● Brief
For each entry below, copy the text exactly and leave out any picture.

● Task data
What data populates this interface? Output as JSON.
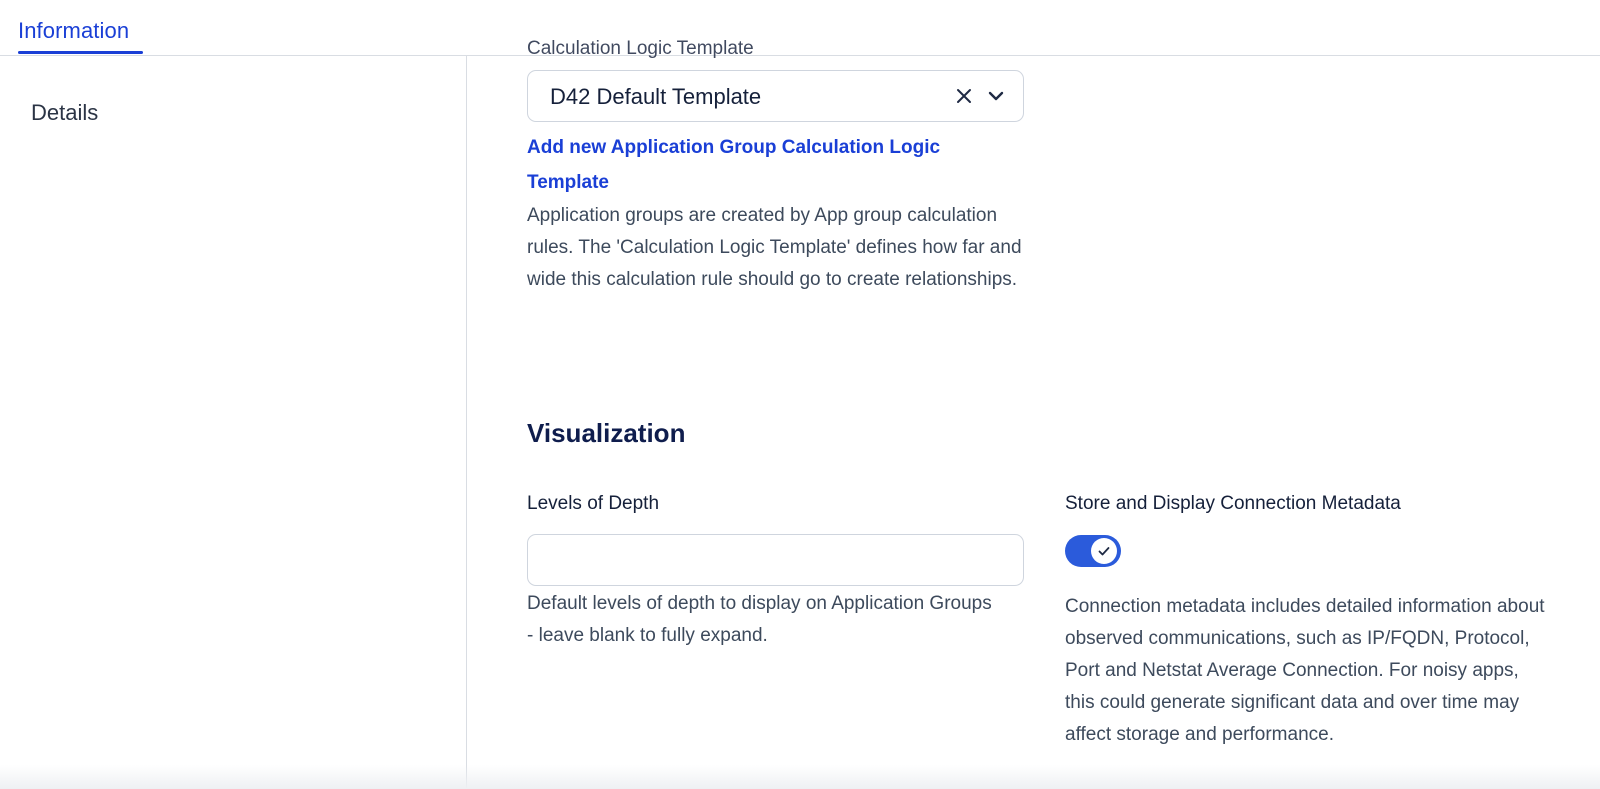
{
  "tabs": [
    {
      "label": "Information",
      "active": true
    }
  ],
  "sidebar": {
    "items": [
      {
        "label": "Details"
      }
    ]
  },
  "calc_logic": {
    "cutoff_label": "Calculation Logic Template",
    "selected_value": "D42 Default Template",
    "add_link": "Add new Application Group Calculation Logic Template",
    "help": "Application groups are created by App group calculation rules. The 'Calculation Logic Template' defines how far and wide this calculation rule should go to create relationships."
  },
  "visualization": {
    "title": "Visualization",
    "depth": {
      "label": "Levels of Depth",
      "value": "",
      "placeholder": "",
      "help": "Default levels of depth to display on Application Groups - leave blank to fully expand."
    },
    "metadata": {
      "label": "Store and Display Connection Metadata",
      "enabled": true,
      "help": "Connection metadata includes detailed information about observed communications, such as IP/FQDN, Protocol, Port and Netstat Average Connection. For noisy apps, this could generate significant data and over time may affect storage and performance."
    }
  },
  "colors": {
    "accent": "#1a3fd6",
    "toggle_on": "#2b5bdb",
    "heading": "#0f1d4d",
    "body_text": "#3d4a5c",
    "border": "#cfd5de"
  }
}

● Reply to the task
What data populates this interface? Output as JSON.
{
  "tabs": [
    {
      "label": "Information",
      "active": true
    }
  ],
  "sidebar": {
    "items": [
      {
        "label": "Details"
      }
    ]
  },
  "calc_logic": {
    "cutoff_label": "Calculation Logic Template",
    "selected_value": "D42 Default Template",
    "add_link": "Add new Application Group Calculation Logic Template",
    "help": "Application groups are created by App group calculation rules. The 'Calculation Logic Template' defines how far and wide this calculation rule should go to create relationships."
  },
  "visualization": {
    "title": "Visualization",
    "depth": {
      "label": "Levels of Depth",
      "value": "",
      "placeholder": "",
      "help": "Default levels of depth to display on Application Groups - leave blank to fully expand."
    },
    "metadata": {
      "label": "Store and Display Connection Metadata",
      "enabled": true,
      "help": "Connection metadata includes detailed information about observed communications, such as IP/FQDN, Protocol, Port and Netstat Average Connection. For noisy apps, this could generate significant data and over time may affect storage and performance."
    }
  },
  "colors": {
    "accent": "#1a3fd6",
    "toggle_on": "#2b5bdb",
    "heading": "#0f1d4d",
    "body_text": "#3d4a5c",
    "border": "#cfd5de"
  }
}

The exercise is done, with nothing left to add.